907 Words 4 Pages
Register to read the introduction… He would say things like he helped foil a “KKK” plot but yet he was still arrested (Invigorated mind). Ford was tested for his mental capacity. The judge assigned to the case assigned three different psychiatrists to test Ford. When the first three psychiatrists test him, they indicated that Ford was insane. Many psychiatrists were appointed to test Ford some spoke saying he was insane while the others said different. Dr. Amin concluded in 1983 that Ford suffered a severe uncontrollable mental disease which closely resemble paranoid (Justia). Ford told Dr. Kaufman, “I know there is some sort of death penalty, however I’m free to go whenever I want because it would be illegal and the executioner would be executed” (Justia). Each doctor filed a report, to which the statue delegates the ultimate …show more content…

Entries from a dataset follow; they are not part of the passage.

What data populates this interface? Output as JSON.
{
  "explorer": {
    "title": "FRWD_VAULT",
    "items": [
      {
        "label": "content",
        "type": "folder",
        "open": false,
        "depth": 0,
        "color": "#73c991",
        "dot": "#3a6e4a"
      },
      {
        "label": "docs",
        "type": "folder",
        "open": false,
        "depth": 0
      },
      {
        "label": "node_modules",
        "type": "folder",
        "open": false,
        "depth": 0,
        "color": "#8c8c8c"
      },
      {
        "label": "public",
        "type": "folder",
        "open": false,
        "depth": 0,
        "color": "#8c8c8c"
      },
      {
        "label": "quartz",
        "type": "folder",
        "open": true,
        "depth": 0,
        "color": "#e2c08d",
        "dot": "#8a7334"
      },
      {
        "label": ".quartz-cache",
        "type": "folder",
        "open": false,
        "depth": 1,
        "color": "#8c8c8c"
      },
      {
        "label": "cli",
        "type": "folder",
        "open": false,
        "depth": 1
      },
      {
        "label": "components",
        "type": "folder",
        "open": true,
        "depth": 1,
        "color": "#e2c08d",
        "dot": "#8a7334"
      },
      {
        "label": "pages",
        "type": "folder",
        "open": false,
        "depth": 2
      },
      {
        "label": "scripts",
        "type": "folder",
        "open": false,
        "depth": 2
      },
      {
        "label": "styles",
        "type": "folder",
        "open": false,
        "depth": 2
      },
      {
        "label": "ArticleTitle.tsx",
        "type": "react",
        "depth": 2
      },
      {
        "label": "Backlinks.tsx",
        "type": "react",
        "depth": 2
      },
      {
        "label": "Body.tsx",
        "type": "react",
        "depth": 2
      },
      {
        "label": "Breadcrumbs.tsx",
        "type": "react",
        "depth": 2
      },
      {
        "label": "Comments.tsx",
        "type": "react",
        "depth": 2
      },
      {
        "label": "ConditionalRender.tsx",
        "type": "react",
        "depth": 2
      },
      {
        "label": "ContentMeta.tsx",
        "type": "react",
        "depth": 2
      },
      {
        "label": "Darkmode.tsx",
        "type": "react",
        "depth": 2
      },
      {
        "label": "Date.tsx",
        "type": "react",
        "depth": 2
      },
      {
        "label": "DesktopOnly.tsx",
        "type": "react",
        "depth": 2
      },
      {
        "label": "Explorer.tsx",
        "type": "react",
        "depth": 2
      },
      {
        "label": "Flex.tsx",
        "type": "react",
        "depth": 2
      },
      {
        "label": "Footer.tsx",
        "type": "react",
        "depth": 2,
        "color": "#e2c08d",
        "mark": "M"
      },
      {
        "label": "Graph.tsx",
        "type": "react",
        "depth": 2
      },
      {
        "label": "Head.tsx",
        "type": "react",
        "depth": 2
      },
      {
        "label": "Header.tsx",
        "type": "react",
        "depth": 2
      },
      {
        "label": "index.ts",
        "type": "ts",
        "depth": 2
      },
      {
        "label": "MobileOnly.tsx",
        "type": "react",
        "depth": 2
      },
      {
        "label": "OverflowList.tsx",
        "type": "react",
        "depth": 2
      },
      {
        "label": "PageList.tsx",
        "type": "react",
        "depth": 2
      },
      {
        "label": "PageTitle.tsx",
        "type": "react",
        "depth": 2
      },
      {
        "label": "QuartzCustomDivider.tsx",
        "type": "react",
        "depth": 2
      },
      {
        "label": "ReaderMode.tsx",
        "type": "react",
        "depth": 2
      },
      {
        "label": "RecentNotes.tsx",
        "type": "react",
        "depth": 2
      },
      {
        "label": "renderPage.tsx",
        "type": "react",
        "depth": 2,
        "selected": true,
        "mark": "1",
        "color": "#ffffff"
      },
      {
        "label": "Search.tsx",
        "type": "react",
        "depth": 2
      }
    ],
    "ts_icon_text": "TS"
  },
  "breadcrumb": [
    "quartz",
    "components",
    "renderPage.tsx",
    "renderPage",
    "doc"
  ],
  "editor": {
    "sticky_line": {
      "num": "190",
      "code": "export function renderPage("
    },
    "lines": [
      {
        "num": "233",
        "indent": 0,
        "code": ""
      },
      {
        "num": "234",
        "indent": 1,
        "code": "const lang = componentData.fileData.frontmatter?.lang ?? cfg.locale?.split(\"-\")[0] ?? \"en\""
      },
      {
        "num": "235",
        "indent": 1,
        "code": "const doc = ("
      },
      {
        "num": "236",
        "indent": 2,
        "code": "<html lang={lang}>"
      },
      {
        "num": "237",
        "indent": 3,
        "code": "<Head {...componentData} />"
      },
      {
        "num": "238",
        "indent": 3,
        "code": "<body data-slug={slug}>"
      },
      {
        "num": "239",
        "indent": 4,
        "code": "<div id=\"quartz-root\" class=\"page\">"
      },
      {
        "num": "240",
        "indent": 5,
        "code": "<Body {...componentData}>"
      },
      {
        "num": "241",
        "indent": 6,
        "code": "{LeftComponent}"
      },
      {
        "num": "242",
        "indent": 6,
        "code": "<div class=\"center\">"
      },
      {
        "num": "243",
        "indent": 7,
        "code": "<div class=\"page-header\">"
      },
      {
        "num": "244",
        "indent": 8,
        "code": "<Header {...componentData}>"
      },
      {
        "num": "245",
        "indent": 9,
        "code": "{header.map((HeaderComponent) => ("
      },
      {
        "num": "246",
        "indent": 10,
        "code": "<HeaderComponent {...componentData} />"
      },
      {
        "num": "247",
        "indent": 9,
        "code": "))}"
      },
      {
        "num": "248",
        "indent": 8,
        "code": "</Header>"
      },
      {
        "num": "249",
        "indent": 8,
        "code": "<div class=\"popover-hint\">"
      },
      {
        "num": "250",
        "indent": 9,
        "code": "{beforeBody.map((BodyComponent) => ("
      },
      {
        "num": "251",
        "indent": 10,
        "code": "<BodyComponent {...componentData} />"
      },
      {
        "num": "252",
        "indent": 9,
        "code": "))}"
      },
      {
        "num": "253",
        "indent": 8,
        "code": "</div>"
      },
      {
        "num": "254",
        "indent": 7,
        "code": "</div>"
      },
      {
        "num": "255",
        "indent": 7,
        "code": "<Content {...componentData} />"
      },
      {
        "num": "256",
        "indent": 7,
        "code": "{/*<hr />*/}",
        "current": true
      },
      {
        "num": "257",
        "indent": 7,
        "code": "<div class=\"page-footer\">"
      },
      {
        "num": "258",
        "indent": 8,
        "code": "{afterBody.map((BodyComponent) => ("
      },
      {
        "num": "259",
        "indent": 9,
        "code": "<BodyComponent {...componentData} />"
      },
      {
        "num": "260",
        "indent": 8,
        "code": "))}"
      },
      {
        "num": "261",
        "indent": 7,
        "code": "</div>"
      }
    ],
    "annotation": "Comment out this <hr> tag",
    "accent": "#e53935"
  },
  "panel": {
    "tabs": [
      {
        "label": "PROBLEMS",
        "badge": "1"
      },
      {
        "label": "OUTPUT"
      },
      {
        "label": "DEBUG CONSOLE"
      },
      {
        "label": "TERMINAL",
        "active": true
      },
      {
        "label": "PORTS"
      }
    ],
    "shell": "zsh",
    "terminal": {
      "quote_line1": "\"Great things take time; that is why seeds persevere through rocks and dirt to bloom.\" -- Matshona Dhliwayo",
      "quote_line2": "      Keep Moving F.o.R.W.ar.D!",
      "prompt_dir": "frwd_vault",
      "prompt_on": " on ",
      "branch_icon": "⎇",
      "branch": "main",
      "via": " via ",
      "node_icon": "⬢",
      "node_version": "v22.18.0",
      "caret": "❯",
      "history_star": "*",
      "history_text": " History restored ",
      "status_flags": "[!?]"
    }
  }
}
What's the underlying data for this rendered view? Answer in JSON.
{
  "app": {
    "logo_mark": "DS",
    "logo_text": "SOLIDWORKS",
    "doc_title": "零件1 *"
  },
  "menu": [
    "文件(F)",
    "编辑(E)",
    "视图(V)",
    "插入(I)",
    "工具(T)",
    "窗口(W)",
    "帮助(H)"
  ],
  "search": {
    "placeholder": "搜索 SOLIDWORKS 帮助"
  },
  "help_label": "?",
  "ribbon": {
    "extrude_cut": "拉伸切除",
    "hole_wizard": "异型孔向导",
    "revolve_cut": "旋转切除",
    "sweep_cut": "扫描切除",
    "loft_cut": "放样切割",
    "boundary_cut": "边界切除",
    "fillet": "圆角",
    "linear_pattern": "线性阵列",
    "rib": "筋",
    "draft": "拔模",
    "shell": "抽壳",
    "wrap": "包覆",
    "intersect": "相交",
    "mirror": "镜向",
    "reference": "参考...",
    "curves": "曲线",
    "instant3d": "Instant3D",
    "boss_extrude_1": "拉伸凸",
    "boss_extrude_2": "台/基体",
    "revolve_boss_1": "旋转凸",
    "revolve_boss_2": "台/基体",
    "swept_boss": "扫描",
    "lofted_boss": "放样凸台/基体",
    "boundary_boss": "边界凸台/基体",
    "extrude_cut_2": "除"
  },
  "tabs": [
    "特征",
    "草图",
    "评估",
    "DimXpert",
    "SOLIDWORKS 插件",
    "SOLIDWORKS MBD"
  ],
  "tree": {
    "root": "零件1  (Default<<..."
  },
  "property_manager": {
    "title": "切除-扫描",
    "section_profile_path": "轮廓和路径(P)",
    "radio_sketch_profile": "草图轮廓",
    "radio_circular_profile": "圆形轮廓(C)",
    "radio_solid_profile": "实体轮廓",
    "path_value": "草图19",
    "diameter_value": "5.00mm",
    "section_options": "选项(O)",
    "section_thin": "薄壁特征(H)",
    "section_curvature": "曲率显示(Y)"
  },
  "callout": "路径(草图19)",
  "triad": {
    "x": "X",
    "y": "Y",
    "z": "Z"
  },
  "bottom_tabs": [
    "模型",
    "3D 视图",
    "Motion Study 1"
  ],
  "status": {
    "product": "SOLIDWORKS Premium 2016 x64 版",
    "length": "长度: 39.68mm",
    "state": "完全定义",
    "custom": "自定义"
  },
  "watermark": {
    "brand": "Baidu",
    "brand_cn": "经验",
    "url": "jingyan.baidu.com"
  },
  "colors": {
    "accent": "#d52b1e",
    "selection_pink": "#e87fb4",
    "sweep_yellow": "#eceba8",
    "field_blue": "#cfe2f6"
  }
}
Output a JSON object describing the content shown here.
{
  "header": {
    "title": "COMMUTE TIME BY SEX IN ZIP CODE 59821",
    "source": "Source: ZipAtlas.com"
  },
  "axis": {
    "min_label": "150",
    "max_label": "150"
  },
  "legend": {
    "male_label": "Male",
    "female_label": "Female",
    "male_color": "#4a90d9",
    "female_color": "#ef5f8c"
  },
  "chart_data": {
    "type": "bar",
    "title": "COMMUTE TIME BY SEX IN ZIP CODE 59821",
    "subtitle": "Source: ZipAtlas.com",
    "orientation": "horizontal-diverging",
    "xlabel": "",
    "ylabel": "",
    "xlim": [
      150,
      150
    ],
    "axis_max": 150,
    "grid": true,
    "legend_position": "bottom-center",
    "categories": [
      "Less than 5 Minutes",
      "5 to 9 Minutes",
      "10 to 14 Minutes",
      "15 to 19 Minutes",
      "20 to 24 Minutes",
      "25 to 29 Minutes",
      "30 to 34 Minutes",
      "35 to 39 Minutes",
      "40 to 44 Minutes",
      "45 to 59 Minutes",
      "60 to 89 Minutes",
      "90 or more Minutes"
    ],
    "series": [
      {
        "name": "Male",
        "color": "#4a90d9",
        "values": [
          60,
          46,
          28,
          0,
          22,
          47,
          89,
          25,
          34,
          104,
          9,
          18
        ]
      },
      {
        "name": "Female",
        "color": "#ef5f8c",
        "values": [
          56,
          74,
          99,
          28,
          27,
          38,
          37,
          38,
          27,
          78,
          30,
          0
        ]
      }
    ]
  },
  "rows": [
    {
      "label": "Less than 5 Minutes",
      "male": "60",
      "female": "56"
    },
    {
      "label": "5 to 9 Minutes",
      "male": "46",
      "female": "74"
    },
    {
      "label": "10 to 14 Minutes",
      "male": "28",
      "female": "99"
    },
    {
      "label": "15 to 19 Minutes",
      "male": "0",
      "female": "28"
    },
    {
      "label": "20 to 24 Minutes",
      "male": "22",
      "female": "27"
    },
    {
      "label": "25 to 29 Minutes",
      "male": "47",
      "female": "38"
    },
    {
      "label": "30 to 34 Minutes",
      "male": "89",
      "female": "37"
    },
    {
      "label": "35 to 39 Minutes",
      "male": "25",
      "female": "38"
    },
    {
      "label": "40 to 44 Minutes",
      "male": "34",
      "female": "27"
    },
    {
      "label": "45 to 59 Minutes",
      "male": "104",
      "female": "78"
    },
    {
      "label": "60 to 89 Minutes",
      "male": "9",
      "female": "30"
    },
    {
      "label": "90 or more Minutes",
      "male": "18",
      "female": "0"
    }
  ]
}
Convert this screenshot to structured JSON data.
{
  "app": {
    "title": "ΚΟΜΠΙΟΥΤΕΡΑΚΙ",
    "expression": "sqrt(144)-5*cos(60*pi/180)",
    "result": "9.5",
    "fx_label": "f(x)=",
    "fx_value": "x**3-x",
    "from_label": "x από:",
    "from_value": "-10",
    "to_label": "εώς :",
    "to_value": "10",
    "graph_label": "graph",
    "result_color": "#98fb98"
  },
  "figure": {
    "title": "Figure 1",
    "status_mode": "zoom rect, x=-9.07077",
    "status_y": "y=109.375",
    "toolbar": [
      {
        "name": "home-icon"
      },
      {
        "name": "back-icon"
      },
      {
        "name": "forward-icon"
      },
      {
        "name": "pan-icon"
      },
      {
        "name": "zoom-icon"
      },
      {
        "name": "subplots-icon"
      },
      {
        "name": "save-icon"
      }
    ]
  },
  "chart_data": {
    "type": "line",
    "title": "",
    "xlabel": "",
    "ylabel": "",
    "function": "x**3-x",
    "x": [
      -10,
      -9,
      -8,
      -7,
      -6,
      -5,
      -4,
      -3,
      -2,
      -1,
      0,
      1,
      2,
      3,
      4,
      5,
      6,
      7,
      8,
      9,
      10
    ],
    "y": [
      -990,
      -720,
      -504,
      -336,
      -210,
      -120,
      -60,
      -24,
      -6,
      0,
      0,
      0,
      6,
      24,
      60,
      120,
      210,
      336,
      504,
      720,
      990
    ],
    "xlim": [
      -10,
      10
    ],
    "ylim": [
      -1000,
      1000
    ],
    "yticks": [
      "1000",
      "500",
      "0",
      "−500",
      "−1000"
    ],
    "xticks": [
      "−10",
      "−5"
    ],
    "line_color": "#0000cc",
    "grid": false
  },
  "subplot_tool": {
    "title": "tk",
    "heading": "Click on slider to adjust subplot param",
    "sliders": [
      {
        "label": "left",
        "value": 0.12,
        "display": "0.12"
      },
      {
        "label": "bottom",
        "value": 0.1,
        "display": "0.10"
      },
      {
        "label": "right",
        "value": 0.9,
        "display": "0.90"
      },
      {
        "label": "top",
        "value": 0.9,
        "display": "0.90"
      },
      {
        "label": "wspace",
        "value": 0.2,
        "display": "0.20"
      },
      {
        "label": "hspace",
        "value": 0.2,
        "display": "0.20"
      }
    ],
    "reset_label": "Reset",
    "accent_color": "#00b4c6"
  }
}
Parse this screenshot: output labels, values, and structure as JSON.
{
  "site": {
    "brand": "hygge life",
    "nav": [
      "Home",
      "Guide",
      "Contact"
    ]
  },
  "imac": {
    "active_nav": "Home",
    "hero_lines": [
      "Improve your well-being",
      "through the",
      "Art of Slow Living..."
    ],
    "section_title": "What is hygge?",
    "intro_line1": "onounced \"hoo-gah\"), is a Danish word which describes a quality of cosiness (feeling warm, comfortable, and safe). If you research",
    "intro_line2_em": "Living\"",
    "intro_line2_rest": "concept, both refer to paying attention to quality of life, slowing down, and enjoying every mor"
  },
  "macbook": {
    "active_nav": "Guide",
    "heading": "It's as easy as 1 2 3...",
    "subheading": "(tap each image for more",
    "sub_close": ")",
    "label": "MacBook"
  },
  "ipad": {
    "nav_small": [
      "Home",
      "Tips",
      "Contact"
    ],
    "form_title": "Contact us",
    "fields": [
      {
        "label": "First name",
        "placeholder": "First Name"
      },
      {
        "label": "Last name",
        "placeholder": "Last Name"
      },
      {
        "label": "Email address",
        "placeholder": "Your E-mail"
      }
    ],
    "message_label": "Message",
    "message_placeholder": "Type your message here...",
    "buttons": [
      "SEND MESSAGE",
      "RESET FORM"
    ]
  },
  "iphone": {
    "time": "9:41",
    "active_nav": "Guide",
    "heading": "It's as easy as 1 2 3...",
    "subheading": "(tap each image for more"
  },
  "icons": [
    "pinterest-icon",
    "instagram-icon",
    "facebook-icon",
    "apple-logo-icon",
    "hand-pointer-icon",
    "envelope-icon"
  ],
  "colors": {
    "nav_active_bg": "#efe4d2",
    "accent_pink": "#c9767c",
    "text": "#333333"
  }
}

wainwright clearly shows that it was not a fair fight, decision, and case. This case should have been properly handled and dealt with. . The court found that such willpower could not be absent exclusively to the executive branch, as was done via the Florida Statute letting the Governor Graham to sign Ford's death warrant only on reference by an chosen board of psychiatrists. There is no good explanation to why this case did not get its fair rights; ford was supposed to get a fair hearing but the court decided that they didn’t want to hear it. Even when moved to a higher court system his case continued to not get properly handled. The people of the court felt his side didn’t need to be defended or fought for properly. This case should have been fought the right way so that the outcome could have been different or even if they still decided to execute him it would have been done properly and there would be a fare case at the end of the day but the court decided to take everything into their hands and not follow the rules because they had the power to do

Related Documents